Understanding Michigan Conservation Districts
Conservation Districts are locally controlled subdivisions of state government, created by concerned landowners, and administered by a publicly elected board of directors to promote the wise use and management of natural resources.
The Calhoun Conservation District (CCD), in cooperation with the Natural Resource Conservation Services (NRCS) and the Farm Services Agency (FSA) work together in the USDA office building located in Marshall, Michiigan to provide local coordination for federal, state, and conservation and land/water management programs. Technical assistance and cost-share programs exist to individuals who seek to sustain and preserve their properties. Michigan Department of Agriculture and Resource Development (MDARD) provides guidance and oversight to Conservation Districts, serving as a partner in many capacities.
Locally the CCD plans and organizes a spring tree seedling sale in April for landowners to plant for wildlife habitat development, windbreaks, reforestation, and establish rain gardens. A morning nature camp for children is held during July at a nearby nature preserve, and coordination of a no-til drill for planting of native grasses and wildflowers for the good of the birds, bees, and butterflies are among the programs available to the public.

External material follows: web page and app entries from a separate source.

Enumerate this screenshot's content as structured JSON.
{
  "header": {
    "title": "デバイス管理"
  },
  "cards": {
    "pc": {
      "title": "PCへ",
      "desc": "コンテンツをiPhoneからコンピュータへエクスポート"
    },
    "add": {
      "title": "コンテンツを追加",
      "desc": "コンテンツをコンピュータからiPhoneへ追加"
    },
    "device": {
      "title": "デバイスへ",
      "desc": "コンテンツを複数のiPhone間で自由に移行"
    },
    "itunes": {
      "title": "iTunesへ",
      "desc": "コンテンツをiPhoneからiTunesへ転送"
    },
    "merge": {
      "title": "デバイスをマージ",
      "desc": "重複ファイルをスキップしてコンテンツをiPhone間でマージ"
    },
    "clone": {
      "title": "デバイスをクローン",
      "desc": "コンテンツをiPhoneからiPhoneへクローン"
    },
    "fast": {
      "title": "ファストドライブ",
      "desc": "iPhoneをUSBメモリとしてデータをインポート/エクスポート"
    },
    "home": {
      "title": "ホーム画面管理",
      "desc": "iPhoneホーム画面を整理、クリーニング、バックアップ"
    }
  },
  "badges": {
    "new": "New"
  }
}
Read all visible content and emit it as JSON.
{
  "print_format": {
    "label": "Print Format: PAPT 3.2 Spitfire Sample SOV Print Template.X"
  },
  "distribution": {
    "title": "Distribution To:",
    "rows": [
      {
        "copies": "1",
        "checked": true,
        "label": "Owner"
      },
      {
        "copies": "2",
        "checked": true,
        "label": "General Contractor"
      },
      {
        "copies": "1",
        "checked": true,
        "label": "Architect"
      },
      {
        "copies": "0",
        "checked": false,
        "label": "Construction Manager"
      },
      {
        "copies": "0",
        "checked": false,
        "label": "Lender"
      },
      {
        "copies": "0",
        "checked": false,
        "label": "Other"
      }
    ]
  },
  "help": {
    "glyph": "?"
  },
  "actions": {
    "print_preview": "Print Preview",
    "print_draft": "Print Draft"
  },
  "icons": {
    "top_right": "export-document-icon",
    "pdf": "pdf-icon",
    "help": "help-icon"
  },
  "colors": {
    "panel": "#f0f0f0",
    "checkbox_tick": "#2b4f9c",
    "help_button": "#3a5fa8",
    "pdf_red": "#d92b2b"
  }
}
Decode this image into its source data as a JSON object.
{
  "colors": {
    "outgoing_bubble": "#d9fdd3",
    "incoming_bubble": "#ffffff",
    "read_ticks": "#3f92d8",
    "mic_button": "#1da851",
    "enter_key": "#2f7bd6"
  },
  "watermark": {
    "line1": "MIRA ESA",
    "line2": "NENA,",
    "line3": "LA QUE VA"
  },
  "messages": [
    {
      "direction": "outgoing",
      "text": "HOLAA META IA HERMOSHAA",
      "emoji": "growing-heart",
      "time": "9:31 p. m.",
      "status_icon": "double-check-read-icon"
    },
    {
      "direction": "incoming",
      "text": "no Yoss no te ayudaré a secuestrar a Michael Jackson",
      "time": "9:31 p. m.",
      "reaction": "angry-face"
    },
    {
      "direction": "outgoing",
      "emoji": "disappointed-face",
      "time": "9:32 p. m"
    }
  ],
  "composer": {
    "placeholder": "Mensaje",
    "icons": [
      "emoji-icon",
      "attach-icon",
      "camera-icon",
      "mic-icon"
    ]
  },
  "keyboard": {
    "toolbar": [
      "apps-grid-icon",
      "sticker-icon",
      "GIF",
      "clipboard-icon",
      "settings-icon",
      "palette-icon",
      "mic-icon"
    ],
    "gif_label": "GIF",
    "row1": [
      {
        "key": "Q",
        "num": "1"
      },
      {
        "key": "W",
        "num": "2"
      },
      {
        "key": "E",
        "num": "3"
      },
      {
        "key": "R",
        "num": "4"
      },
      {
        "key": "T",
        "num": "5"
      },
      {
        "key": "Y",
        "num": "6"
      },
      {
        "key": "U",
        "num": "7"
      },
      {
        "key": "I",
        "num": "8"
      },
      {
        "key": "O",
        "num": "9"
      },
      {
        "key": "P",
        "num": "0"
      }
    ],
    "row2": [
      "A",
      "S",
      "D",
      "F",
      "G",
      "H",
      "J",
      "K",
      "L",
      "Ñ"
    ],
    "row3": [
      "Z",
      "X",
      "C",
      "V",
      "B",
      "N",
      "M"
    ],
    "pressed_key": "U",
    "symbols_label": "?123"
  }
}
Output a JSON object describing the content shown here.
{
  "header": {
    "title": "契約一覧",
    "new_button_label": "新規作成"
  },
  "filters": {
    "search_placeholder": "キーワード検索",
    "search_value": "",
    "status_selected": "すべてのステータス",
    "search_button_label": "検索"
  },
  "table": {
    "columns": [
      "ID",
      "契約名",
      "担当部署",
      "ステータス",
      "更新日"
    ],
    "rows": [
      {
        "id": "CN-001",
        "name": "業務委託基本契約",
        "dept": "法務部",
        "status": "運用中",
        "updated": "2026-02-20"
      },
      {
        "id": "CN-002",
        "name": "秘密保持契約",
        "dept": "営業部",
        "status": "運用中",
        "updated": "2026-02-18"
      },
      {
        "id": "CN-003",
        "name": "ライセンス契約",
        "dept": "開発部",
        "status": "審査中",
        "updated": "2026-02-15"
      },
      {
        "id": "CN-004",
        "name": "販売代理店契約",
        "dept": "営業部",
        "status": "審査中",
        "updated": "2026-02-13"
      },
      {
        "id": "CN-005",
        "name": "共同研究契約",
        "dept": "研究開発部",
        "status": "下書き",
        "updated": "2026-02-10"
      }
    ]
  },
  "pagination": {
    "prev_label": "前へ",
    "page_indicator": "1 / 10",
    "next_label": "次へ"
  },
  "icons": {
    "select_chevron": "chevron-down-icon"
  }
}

CCD stays involved with environmental concerns such as agriculture and urban erosion, sediment control, water quality protection, and wetland protection. Forest management, fish and wildlife habitat, and other natural resource issues have been studied in the past. Presently, CCD has an impressive drain restoration project underway to transform a drain into a stream by connecting natural waterways to the natural state.